Material supplied: Begin

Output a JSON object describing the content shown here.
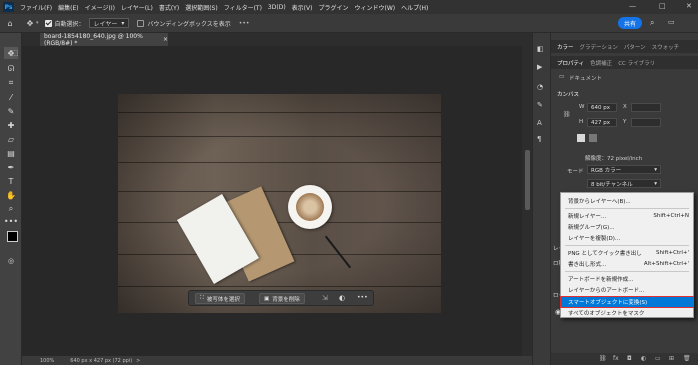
{
  "menubar": {
    "logo": "Ps",
    "items": [
      "ファイル(F)",
      "編集(E)",
      "イメージ(I)",
      "レイヤー(L)",
      "書式(Y)",
      "選択範囲(S)",
      "フィルター(T)",
      "3D(D)",
      "表示(V)",
      "プラグイン",
      "ウィンドウ(W)",
      "ヘルプ(H)"
    ],
    "win_min": "—",
    "win_max": "□",
    "win_close": "✕"
  },
  "options": {
    "auto_select_label": "自動選択：",
    "layer_select": "レイヤー",
    "bbox_label": "バウンディングボックスを表示",
    "more": "•••",
    "share": "共有"
  },
  "document": {
    "tab_title": "board-1854180_640.jpg @ 100% (RGB/8#) *",
    "close": "×"
  },
  "floating_bar": {
    "select_subject": "被写体を選択",
    "remove_bg": "背景を削除",
    "more": "•••"
  },
  "status": {
    "zoom": "100%",
    "info": "640 px x 427 px (72 ppi)",
    "arrow": ">"
  },
  "panel": {
    "top_tabs": [
      "カラー",
      "グラデーション",
      "パターン",
      "スウォッチ"
    ],
    "prop_tabs": [
      "プロパティ",
      "色調補正",
      "CC ライブラリ"
    ],
    "doc_label": "ドキュメント",
    "canvas_title": "カンバス",
    "w_label": "W",
    "w_value": "640 px",
    "h_label": "H",
    "h_value": "427 px",
    "x_label": "X",
    "y_label": "Y",
    "resolution": "解像度：72 pixel/inch",
    "mode_label": "モード",
    "mode_value": "RGB カラー",
    "bit_value": "8 bit/チャンネル",
    "layers_tab": "レイヤー",
    "layer_short1": "ロ種",
    "layer_short2": "ロック"
  },
  "context_menu": {
    "items": [
      {
        "label": "背景からレイヤーへ(B)...",
        "shortcut": ""
      },
      {
        "label": "新規レイヤー...",
        "shortcut": "Shift+Ctrl+N"
      },
      {
        "label": "新規グループ(G)...",
        "shortcut": ""
      },
      {
        "label": "レイヤーを複製(D)...",
        "shortcut": ""
      },
      {
        "label": "PNG としてクイック書き出し",
        "shortcut": "Shift+Ctrl+'"
      },
      {
        "label": "書き出し形式...",
        "shortcut": "Alt+Shift+Ctrl+'"
      },
      {
        "label": "アートボードを新規作成...",
        "shortcut": ""
      },
      {
        "label": "レイヤーからのアートボード...",
        "shortcut": ""
      },
      {
        "label": "スマートオブジェクトに変換(S)",
        "shortcut": ""
      },
      {
        "label": "すべてのオブジェクトをマスク",
        "shortcut": ""
      }
    ]
  }
}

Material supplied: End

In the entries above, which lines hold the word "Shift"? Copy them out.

Response to the exercise >>
        "shortcut": "Shift+Ctrl+N"
        "shortcut": "Shift+Ctrl+'"
        "shortcut": "Alt+Shift+Ctrl+'"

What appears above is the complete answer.